Records supplied
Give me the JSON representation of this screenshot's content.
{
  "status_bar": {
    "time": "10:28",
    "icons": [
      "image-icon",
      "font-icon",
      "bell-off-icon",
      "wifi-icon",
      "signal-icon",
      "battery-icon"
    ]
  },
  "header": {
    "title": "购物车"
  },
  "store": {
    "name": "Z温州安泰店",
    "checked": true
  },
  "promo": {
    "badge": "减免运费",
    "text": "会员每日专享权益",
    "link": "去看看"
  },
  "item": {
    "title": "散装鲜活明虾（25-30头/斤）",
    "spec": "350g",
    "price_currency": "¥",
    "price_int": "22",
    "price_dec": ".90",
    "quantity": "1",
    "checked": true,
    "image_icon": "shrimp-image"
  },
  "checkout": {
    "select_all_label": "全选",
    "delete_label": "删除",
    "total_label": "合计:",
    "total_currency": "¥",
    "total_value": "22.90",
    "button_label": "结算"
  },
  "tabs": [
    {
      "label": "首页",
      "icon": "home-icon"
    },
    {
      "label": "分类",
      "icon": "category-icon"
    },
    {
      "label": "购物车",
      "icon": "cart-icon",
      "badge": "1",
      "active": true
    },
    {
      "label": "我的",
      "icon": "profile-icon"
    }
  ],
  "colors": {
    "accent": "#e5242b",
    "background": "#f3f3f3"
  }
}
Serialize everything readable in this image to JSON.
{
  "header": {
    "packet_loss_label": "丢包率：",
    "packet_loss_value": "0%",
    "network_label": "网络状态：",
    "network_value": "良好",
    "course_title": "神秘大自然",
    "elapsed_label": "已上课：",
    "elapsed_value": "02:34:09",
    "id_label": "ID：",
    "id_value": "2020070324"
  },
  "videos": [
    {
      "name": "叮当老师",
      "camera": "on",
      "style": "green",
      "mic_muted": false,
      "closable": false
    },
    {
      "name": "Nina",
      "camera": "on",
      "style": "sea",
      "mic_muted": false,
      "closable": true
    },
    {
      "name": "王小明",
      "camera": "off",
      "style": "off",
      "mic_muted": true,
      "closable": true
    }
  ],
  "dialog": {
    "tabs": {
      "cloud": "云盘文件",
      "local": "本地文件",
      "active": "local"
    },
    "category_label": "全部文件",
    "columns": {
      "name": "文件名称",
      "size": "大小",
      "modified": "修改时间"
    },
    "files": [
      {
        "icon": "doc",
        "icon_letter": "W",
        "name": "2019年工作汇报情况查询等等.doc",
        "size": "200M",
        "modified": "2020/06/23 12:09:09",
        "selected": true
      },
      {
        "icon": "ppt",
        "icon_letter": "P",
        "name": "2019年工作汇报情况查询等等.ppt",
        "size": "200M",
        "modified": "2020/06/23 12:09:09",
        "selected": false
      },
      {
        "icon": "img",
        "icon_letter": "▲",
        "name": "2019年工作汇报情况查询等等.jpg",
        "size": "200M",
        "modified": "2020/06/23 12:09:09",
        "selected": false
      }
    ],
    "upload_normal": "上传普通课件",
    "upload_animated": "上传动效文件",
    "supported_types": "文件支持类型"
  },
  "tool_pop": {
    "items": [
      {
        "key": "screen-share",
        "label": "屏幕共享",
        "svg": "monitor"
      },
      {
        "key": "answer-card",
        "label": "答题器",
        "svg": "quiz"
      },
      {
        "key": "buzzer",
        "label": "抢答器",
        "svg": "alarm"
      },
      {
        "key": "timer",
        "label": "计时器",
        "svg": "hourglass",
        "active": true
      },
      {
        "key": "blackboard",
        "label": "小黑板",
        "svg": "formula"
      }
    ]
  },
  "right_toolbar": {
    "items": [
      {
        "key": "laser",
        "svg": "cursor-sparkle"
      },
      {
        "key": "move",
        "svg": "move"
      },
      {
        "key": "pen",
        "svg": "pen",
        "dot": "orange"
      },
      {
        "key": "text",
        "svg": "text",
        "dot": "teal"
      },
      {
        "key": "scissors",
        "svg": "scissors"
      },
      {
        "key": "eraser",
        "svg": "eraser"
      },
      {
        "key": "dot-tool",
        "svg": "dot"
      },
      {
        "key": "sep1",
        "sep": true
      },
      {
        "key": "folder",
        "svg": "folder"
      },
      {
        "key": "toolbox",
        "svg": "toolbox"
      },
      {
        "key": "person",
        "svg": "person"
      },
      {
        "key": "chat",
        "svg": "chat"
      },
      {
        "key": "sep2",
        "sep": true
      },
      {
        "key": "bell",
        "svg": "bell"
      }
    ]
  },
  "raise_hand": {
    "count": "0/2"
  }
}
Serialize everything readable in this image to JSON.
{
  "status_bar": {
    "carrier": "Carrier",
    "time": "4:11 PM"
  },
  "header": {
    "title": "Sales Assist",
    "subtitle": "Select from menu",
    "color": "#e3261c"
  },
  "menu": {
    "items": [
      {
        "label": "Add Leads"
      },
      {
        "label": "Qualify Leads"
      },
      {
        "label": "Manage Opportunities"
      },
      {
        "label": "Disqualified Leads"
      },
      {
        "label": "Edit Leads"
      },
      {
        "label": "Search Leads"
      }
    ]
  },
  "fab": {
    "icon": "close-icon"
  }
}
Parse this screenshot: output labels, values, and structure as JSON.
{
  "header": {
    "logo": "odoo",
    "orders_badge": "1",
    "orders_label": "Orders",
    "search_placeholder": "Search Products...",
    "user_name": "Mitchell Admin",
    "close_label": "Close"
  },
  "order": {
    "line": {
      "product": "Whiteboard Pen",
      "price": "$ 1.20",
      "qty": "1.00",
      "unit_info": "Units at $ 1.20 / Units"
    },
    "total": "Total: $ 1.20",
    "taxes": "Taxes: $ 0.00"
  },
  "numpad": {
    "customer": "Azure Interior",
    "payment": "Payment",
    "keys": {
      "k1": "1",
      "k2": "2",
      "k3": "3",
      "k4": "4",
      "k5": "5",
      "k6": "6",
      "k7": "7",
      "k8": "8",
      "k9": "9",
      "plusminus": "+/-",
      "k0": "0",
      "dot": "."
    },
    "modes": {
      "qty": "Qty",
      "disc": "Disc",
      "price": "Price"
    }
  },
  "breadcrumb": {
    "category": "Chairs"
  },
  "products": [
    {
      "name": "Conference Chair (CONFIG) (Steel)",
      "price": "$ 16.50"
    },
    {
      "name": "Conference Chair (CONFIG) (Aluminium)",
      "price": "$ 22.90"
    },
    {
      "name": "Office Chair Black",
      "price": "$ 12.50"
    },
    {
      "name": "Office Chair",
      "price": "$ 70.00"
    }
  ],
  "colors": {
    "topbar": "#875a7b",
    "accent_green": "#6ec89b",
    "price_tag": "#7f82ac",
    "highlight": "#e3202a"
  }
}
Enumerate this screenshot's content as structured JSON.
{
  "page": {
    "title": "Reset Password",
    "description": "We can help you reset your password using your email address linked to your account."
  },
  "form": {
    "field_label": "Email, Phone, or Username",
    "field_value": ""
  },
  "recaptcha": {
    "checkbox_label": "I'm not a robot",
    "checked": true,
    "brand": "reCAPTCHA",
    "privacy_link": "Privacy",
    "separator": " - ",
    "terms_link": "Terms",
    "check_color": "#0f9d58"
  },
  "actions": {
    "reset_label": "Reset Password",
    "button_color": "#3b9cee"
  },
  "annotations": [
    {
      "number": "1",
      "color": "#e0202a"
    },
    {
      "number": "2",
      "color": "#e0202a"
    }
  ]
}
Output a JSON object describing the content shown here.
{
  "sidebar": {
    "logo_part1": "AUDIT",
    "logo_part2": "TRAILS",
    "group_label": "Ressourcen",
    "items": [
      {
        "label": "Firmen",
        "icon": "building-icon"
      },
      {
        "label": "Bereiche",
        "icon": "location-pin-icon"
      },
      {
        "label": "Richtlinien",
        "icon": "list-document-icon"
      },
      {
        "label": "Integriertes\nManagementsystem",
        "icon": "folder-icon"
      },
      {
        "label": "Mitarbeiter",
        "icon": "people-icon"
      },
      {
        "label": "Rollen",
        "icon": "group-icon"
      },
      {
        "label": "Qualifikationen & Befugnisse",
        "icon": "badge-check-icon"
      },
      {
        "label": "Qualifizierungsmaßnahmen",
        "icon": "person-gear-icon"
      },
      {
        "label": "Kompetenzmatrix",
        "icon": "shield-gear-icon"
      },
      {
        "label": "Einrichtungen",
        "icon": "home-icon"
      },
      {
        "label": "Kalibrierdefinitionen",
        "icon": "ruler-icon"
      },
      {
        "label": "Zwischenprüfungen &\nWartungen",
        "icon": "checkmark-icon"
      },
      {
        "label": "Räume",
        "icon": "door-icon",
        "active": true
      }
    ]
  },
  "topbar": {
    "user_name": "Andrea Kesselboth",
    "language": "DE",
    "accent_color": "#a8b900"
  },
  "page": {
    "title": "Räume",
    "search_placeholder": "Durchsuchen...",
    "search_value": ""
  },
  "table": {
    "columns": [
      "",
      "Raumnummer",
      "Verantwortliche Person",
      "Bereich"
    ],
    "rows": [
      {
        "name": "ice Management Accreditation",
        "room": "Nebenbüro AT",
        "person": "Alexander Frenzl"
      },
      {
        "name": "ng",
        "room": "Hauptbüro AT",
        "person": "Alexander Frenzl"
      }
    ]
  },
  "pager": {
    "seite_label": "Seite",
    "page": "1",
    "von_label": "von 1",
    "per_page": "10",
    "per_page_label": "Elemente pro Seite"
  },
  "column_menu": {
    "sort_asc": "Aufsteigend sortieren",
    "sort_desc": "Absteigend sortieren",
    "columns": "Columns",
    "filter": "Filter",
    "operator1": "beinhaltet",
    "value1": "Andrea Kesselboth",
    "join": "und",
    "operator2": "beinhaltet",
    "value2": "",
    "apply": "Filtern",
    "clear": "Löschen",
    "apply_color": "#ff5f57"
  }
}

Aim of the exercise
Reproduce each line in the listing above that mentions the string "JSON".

Written response
Give me the JSON representation of this screenshot's content.
Serialize everything readable in this image to JSON.
Serialize everything readable in this image to JSON.
Parse this screenshot: output labels, values, and structure as JSON.
Enumerate this screenshot's content as structured JSON.
Output a JSON object describing the content shown here.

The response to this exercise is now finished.